Dataset excerpts:
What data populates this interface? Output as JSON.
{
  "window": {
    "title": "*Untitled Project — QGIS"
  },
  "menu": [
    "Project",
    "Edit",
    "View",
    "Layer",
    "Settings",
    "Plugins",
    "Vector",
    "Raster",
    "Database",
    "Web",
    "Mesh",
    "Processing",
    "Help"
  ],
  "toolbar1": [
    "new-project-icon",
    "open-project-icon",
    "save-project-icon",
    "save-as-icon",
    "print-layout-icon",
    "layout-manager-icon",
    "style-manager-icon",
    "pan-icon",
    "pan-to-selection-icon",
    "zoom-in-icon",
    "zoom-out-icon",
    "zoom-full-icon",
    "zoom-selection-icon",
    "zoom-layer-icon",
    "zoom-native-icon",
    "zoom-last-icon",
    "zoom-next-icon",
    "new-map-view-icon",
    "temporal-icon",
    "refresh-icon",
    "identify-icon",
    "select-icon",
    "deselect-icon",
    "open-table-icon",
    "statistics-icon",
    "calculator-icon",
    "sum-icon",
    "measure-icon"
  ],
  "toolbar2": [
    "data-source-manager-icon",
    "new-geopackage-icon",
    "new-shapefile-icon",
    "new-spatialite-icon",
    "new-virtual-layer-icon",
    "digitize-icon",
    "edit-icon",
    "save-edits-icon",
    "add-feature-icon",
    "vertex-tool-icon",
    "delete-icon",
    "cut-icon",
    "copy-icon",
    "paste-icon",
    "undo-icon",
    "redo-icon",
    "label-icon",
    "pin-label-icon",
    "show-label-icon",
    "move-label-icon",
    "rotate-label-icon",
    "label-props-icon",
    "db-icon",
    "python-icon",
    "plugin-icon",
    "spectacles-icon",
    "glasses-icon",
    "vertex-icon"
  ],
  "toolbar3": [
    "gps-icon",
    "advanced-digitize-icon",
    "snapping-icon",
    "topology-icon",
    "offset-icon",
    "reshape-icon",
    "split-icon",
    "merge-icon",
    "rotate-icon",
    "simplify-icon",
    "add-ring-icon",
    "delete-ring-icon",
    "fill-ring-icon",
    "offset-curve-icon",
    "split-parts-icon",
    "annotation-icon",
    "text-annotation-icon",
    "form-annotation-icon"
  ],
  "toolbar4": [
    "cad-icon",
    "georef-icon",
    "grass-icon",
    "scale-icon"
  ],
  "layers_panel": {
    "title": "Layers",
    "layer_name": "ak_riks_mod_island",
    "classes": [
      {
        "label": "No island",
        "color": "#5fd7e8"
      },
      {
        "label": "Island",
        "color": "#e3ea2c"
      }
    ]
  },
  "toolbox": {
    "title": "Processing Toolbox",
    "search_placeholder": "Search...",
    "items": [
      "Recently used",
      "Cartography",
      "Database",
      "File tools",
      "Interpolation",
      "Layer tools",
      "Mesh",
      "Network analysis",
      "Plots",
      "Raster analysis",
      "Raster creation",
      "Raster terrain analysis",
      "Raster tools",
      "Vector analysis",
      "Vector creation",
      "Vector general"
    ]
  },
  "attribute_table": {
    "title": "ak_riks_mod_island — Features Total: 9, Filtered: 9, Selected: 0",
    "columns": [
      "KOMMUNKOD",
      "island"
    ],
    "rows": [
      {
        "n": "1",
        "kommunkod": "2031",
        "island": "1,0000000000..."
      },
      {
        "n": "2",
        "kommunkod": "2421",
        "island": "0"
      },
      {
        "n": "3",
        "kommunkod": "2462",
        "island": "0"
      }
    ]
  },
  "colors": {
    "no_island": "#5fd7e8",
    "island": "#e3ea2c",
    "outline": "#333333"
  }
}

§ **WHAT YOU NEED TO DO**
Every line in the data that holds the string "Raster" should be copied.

§ **FINISHED EXERCISE**
    "Raster",
      "Raster analysis",
      "Raster creation",
      "Raster terrain analysis",
      "Raster tools",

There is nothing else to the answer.